Historical Note: This was written at the time of PHP4. This is what we call "legacy code" now.
I have left this answer for historical purposes - but some of the methods are now deprecated, DES encryption method is not a recommended practice, etc.
I have not updated this code for two reasons: 1) I no longer work with encryption methods by hand in PHP, and 2) this code still serves the purpose it was intended for: to demonstrate the minimum, simplistic concept of how encryption can work in PHP.
If you find a similarly simplistic, "PHP encryption for dummies" kind of source that can get people started in 10-20 lines of code or less, let me know in comments.

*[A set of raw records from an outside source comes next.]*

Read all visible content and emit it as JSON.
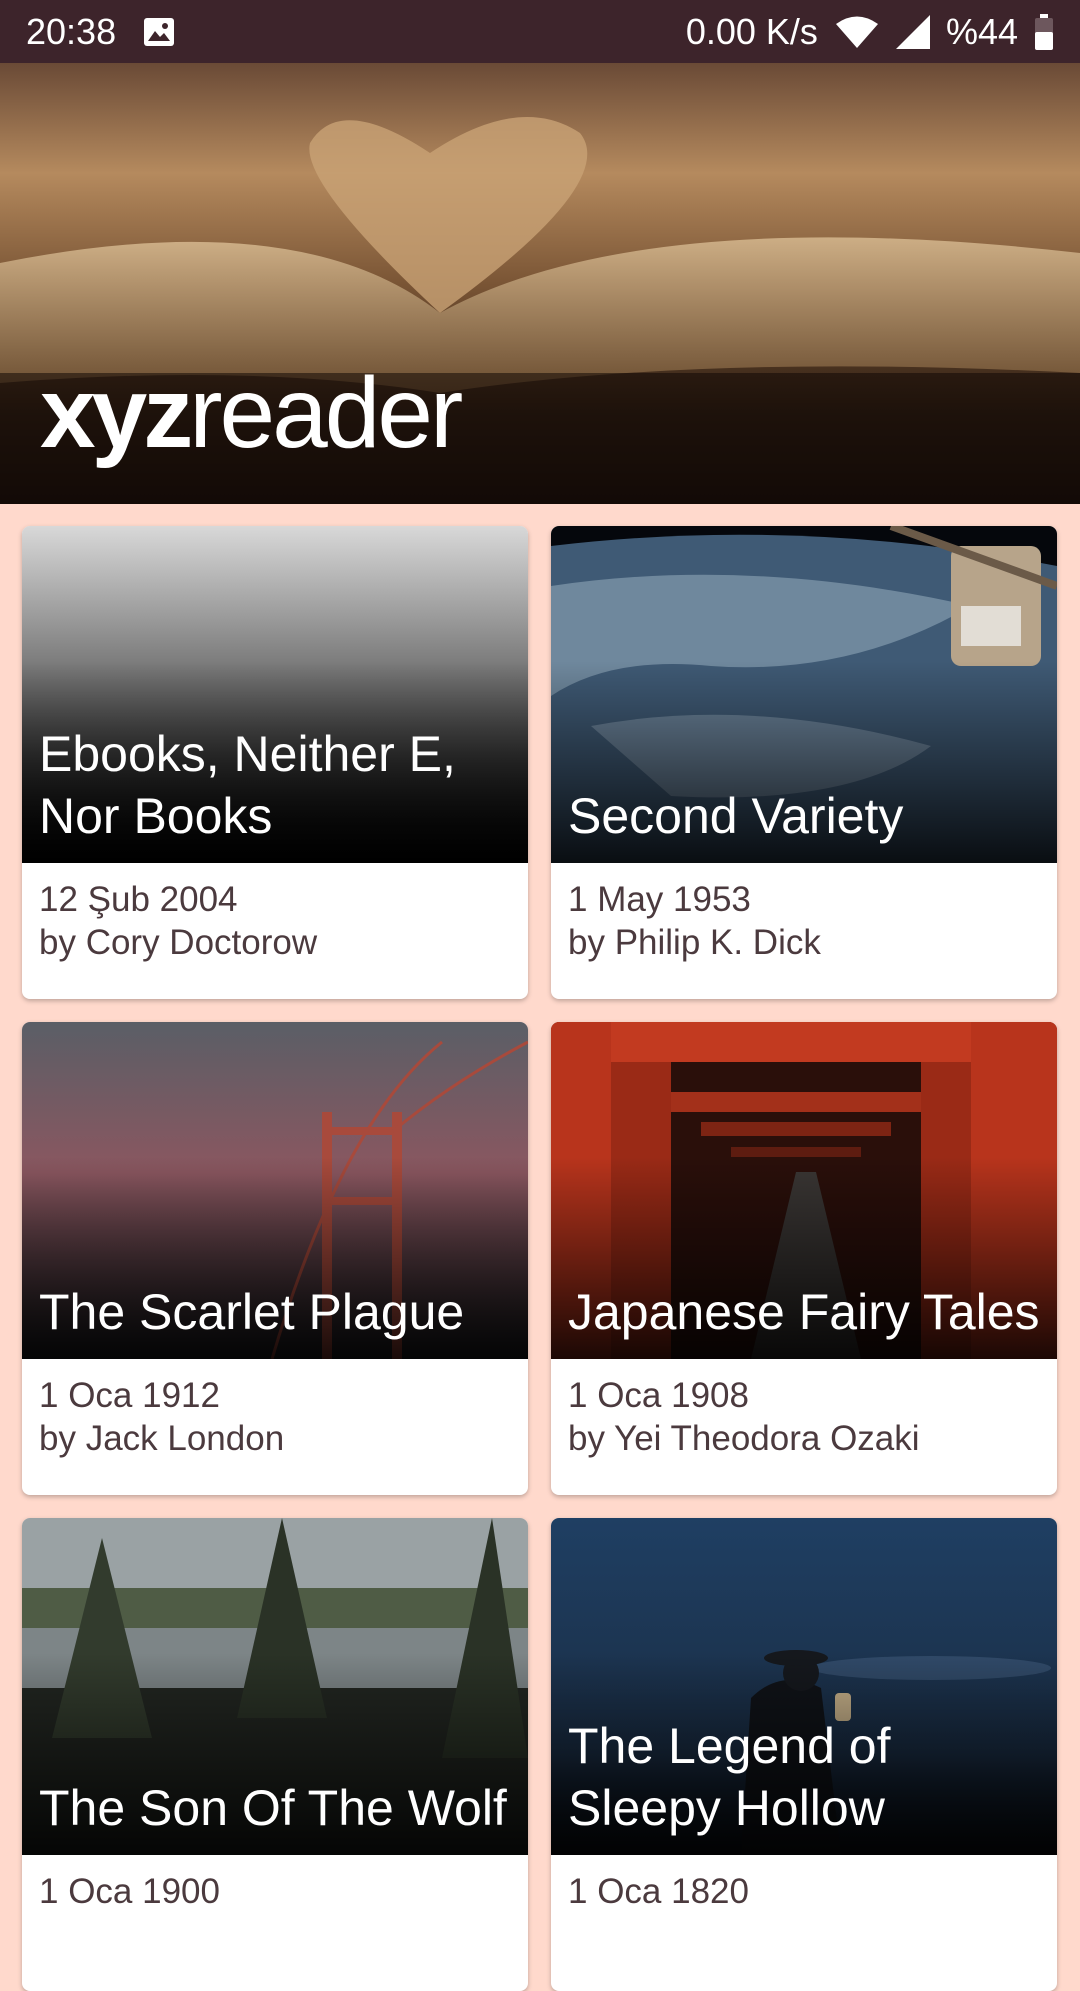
{
  "status_bar": {
    "time": "20:38",
    "speed": "0.00 K/s",
    "battery": "%44",
    "icons": [
      "image-icon",
      "wifi-icon",
      "signal-icon",
      "battery-icon"
    ]
  },
  "header": {
    "logo_bold": "xyz",
    "logo_light": "reader"
  },
  "articles": [
    {
      "title": "Ebooks, Neither E, Nor Books",
      "date": "12 Şub 2004",
      "author": "by Cory Doctorow"
    },
    {
      "title": "Second Variety",
      "date": "1 May 1953",
      "author": "by Philip K. Dick"
    },
    {
      "title": "The Scarlet Plague",
      "date": "1 Oca 1912",
      "author": "by Jack London"
    },
    {
      "title": "Japanese Fairy Tales",
      "date": "1 Oca 1908",
      "author": "by Yei Theodora Ozaki"
    },
    {
      "title": "The Son Of The Wolf",
      "date": "1 Oca 1900",
      "author": ""
    },
    {
      "title": "The Legend of Sleepy Hollow",
      "date": "1 Oca 1820",
      "author": ""
    }
  ],
  "colors": {
    "status_bar": "#3d242b",
    "background": "#ffd9cc",
    "meta_text": "#4b3a3e"
  }
}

Beyond that, please enjoy this Classic Episode of early-era PHP4 minimalistic encryption answer.
Ideally you have - or can get - access to the mcrypt PHP library, as its certainly popular and very useful a variety of tasks. Here's a run down of the different kinds of encryption and some example code: Encryption Techniques in PHP

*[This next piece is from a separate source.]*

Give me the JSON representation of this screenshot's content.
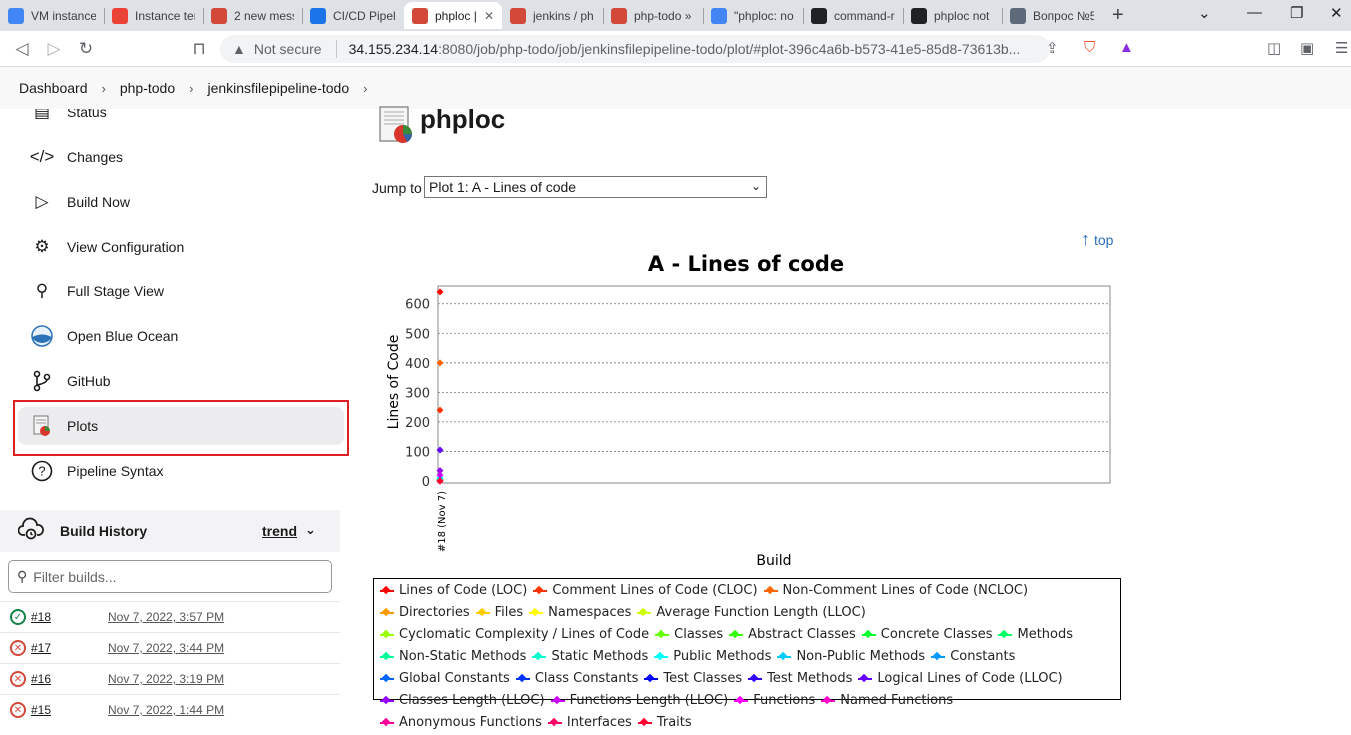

//Listing 3: Encrypting Data Using the mcrypt_ecb Function
echo("<h3> Symmetric Encryption </h3>");
$key_value = "KEYVALUE";
$plain_text = "PLAINTEXT";
$encrypted_text = mcrypt_ecb(MCRYPT_DES, $key_value, $plain_text, MCRYPT_ENCRYPT);
echo ("<p><b> Text after encryption : </b>");
echo ( $encrypted_text );
$decrypted_text = mcrypt_ecb(MCRYPT_DES, $key_value, $encrypted_text, MCRYPT_DECRYPT);
echo ("<p><b> Text after decryption : </b>");
echo ( $decrypted_text );
A few warnings:
1) Never use reversible, or "symmetric" encryption when a one-way hash will do.
2) If the data is truly sensitive, like credit card or social security numbers, stop; you need more than any simple chunk of code will provide, but rather you need a crypto library designed for this purpose and a significant amount of time to research the methods necessary. Further, the software crypto is probably <10% of security of sensitive data. It's like rewiring a nuclear power station - accept that the task is dangerous and difficult and beyond your knowledge if that's the case. The financial penalties can be immense, so better to use a service and ship responsibility to them.
3) Any sort of easily implementable encryption, as listed here, can reasonably protect mildly important information that you want to keep from prying eyes or limit exposure in the case of accidental/intentional leak. But seeing as how the key is stored in plain text on the web server, if they can get the data they can get the decryption key.
Be that as it may, have fun :)